Records provided:
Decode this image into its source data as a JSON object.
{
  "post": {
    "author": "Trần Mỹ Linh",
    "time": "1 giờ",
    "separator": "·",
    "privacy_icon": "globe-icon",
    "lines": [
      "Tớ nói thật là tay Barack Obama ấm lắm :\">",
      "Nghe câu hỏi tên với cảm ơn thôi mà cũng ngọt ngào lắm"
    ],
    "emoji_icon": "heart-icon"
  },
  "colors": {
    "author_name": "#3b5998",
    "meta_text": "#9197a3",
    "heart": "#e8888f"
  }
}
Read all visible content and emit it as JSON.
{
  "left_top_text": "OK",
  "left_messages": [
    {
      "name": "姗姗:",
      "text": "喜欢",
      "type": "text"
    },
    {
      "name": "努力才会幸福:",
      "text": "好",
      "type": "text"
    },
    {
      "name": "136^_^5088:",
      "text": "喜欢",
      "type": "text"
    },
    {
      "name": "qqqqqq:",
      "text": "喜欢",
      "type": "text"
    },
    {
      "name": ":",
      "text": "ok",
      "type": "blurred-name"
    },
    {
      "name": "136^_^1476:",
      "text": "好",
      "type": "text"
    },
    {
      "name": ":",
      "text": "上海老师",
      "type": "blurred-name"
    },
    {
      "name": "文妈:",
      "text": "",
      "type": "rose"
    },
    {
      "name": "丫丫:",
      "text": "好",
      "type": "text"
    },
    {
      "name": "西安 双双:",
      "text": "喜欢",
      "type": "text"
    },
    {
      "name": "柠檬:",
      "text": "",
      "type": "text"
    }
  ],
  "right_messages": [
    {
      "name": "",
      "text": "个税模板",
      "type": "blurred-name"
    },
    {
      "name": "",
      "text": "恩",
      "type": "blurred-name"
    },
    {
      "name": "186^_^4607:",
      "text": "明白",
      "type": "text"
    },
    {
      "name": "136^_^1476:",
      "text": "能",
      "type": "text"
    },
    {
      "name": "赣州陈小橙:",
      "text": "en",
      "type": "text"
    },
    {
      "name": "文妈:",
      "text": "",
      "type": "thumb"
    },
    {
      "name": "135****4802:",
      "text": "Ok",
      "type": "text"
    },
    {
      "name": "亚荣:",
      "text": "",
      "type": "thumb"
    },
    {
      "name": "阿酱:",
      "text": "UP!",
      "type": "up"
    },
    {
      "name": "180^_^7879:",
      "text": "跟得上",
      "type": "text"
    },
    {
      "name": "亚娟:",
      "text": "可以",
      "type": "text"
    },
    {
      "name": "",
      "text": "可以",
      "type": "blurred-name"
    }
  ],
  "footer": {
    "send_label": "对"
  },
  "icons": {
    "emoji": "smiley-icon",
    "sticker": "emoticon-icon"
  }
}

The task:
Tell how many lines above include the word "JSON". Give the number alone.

Result below:
2